The way objects look in the real world depends on the substance they are made of as well as on the micro-structure in which this substance is organized. The micro-structure affects how clear or blurry the objects’ reflections and refractions are. The VRayMtl is perfect to create a realistic matted surface, such as wood flooring.

In this tutorial, we show the simplest way to create a realistic hardwood floor material with VRayMtl.



Step 1: Create a VRayMtl

Let’s start by creating a VRayMtl material and assigning it to our floor plane.

Open the Hypershade and go to Create panel > VRay section > VRayMtl.

Select the plane in the viewport and use the Assign Material To Selection right-click option of the VRayMtl.

Keep all parameters at their default values for now.


Step 2: Add a Diffuse texture

The hardwood floor can reflect and absorb light waves which result in reflection and a diffuse color. We use texture maps to define these material properties.

Let’s first assign a File node to the Diffuse Color slot of the VRayMtl and choose an image that best represents the floor we need.


Step 3: Adjust the texture tiling

The next step is to adjust the tiling of the hardwood floor based on how densely we want the wooden planks to be lined.

This can be done by selecting the place2dTexture node of the Diffuse texture and adjusting the Repeat UV parameter to a preferable value.




The images on the right show how the Repeat UV parameter changes the render.
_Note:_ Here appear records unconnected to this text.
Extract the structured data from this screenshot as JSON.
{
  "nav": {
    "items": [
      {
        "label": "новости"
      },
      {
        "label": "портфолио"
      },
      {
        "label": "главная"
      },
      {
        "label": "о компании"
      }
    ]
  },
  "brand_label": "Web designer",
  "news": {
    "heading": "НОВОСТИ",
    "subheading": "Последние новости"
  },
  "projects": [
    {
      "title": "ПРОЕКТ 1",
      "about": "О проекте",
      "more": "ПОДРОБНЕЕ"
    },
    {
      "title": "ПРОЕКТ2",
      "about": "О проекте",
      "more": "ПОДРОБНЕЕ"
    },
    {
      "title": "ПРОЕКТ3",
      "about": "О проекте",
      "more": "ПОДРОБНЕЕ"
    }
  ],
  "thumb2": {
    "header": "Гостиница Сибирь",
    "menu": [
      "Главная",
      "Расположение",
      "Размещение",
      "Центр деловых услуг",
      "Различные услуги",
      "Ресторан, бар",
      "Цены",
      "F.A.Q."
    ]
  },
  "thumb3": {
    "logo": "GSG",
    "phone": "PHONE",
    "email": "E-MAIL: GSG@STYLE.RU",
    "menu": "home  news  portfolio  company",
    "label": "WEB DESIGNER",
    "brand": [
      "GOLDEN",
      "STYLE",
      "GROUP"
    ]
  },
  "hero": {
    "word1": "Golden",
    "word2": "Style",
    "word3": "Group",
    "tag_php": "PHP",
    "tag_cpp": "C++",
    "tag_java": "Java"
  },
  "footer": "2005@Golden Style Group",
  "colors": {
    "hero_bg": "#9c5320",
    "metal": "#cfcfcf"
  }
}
The Repeat UV in the first image is set to a value of 3. See how wide the wooden planks are.

In the second image, the Repeat UV is set to a value of 8. Thus, the size of the wooden planks is reduced and they are lined more densely.



Step 4: Adjust the Reflection

Let's make the floor look polished by adding some reflection to it. We use a remapHSV node to adjust the color output of the Diffuse texture.

First, create the remapHSV node and link the Diffuse texture to its Color input.

In the remapHSV parameters, remove the saturation to make the texture black and white. To do so, set all points of the Saturation ramp to a value of 0.

Then, bring up the texture's brightness and contrast by adjusting the points of the Value ramp. We get a good result by setting the first ramp point to a position of 0.15 and a value of 0, and the second point to a position of 0.7 and a value of 1.

Link the remapHSV to the Reflection Color slot of the VRayMtl.

In the Reflection rollout of the VRayMtl, bring the Reflection glossiness down to about 0.9.


Step 5: Add a Bump map

Floor surfaces are not entirely smooth, they have some bumps. To simulate tiny bumps, we can use the remapHSV node that was used to desaturate our texture as the Bump Map of the VRayMtl.

Then, set the Bump Multiplier to around 0.1 as the default value makes the bump too strong.

Note that the bump map is just a shading effect and does not change the original geometry, only the way it looks.




Let's check out how the Bump map changes the floor's appearance.

The first render is good but lacks some fine details. We need to make the surface look rougher.

In the second render we use a Bump map. See how the floor is no longer smooth and resembles a wooden surface.





Final Image


A Curve and Saturation color corrections were added to the final image in the V-Ray VFB.



Note: The scene uses a V-Ray Sun and Sky setup for the lighting and a V-Ray Physical Camera. The Auto-exposure and Auto White Balance options are enabled in Render Settings > Overrides > Camera.